Web page and app entries:

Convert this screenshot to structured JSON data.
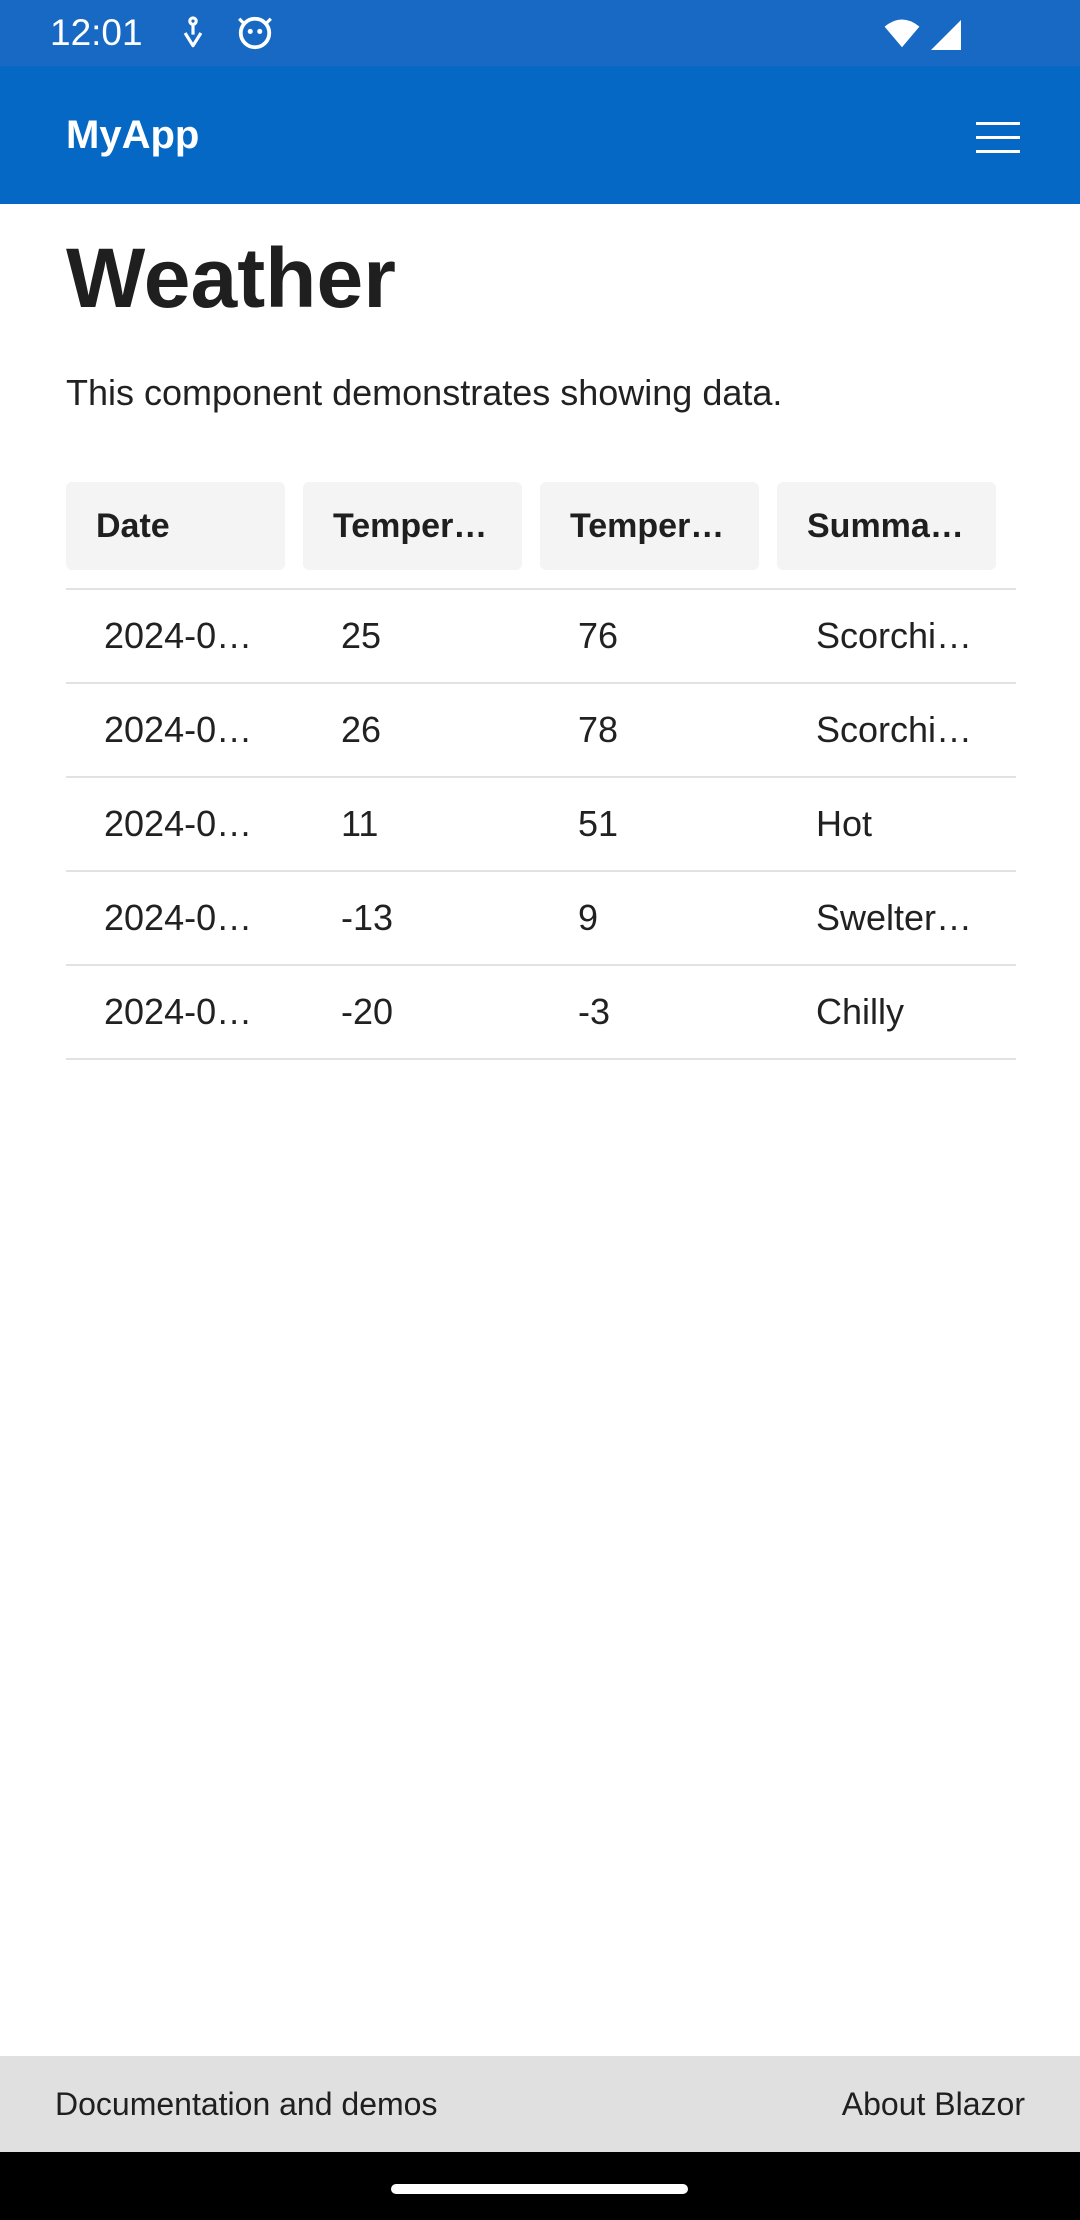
{
  "status_bar": {
    "time": "12:01"
  },
  "app_bar": {
    "title": "MyApp",
    "menu_icon": "hamburger-menu-icon"
  },
  "page": {
    "title": "Weather",
    "description": "This component demonstrates showing data."
  },
  "table": {
    "columns": [
      "Date",
      "Temper…",
      "Temper…",
      "Summa…"
    ],
    "rows": [
      [
        "2024-0…",
        "25",
        "76",
        "Scorchi…"
      ],
      [
        "2024-0…",
        "26",
        "78",
        "Scorchi…"
      ],
      [
        "2024-0…",
        "11",
        "51",
        "Hot"
      ],
      [
        "2024-0…",
        "-13",
        "9",
        "Swelter…"
      ],
      [
        "2024-0…",
        "-20",
        "-3",
        "Chilly"
      ]
    ]
  },
  "footer": {
    "left_link": "Documentation and demos",
    "right_link": "About Blazor"
  },
  "colors": {
    "status_bar": "#1769c4",
    "app_bar": "#0668c5",
    "footer": "#e0e0e0"
  }
}
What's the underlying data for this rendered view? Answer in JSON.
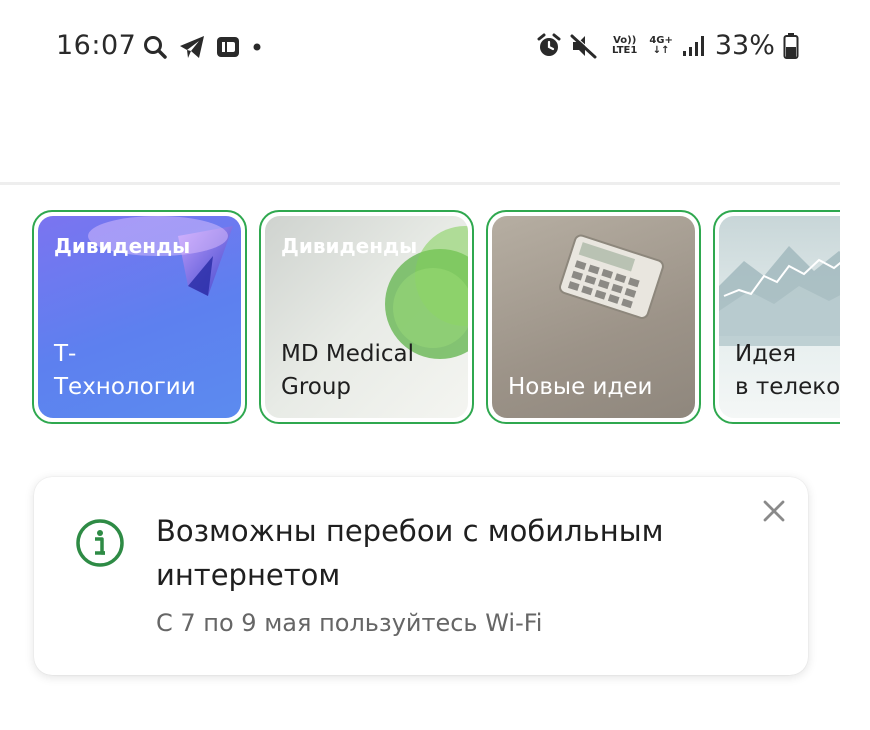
{
  "status_bar": {
    "time": "16:07",
    "left_icons": [
      "search-icon",
      "telegram-icon",
      "cast-icon",
      "dot-icon"
    ],
    "right_icons": [
      "alarm-icon",
      "mute-icon",
      "volte-icon",
      "network-4g-icon",
      "signal-icon",
      "battery-icon"
    ],
    "volte_top": "Vo))",
    "volte_bottom": "LTE1",
    "net_top": "4G+",
    "net_bottom": "↓↑",
    "battery": "33%"
  },
  "stories": [
    {
      "tag": "Дивиденды",
      "title": "Т-\nТехнологии"
    },
    {
      "tag": "Дивиденды",
      "title": "MD Medical\nGroup"
    },
    {
      "tag": "",
      "title": "Новые идеи"
    },
    {
      "tag": "",
      "title": "Идея\nв телеко"
    }
  ],
  "notice": {
    "icon": "info-icon",
    "title": "Возможны перебои с мобильным интернетом",
    "subtitle": "С 7 по 9 мая пользуйтесь Wi-Fi"
  },
  "colors": {
    "story_border": "#2fa84f",
    "info_icon": "#2e8b45"
  }
}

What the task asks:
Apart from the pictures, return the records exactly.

Result:
Convert this screenshot to structured JSON data.
{
  "status_bar": {
    "time": "12:01"
  },
  "app_bar": {
    "title": "MyApp",
    "menu_icon": "hamburger-menu-icon"
  },
  "page": {
    "title": "Weather",
    "description": "This component demonstrates showing data."
  },
  "table": {
    "columns": [
      "Date",
      "Temper…",
      "Temper…",
      "Summa…"
    ],
    "rows": [
      [
        "2024-0…",
        "25",
        "76",
        "Scorchi…"
      ],
      [
        "2024-0…",
        "26",
        "78",
        "Scorchi…"
      ],
      [
        "2024-0…",
        "11",
        "51",
        "Hot"
      ],
      [
        "2024-0…",
        "-13",
        "9",
        "Swelter…"
      ],
      [
        "2024-0…",
        "-20",
        "-3",
        "Chilly"
      ]
    ]
  },
  "footer": {
    "left_link": "Documentation and demos",
    "right_link": "About Blazor"
  },
  "colors": {
    "status_bar": "#1769c4",
    "app_bar": "#0668c5",
    "footer": "#e0e0e0"
  }
}
What's the underlying data for this rendered view? Answer in JSON.
{
  "status_bar": {
    "time": "16:07",
    "left_icons": [
      "search-icon",
      "telegram-icon",
      "cast-icon",
      "dot-icon"
    ],
    "right_icons": [
      "alarm-icon",
      "mute-icon",
      "volte-icon",
      "network-4g-icon",
      "signal-icon",
      "battery-icon"
    ],
    "volte_top": "Vo))",
    "volte_bottom": "LTE1",
    "net_top": "4G+",
    "net_bottom": "↓↑",
    "battery": "33%"
  },
  "stories": [
    {
      "tag": "Дивиденды",
      "title": "Т-\nТехнологии"
    },
    {
      "tag": "Дивиденды",
      "title": "MD Medical\nGroup"
    },
    {
      "tag": "",
      "title": "Новые идеи"
    },
    {
      "tag": "",
      "title": "Идея\nв телеко"
    }
  ],
  "notice": {
    "icon": "info-icon",
    "title": "Возможны перебои с мобильным интернетом",
    "subtitle": "С 7 по 9 мая пользуйтесь Wi-Fi"
  },
  "colors": {
    "story_border": "#2fa84f",
    "info_icon": "#2e8b45"
  }
}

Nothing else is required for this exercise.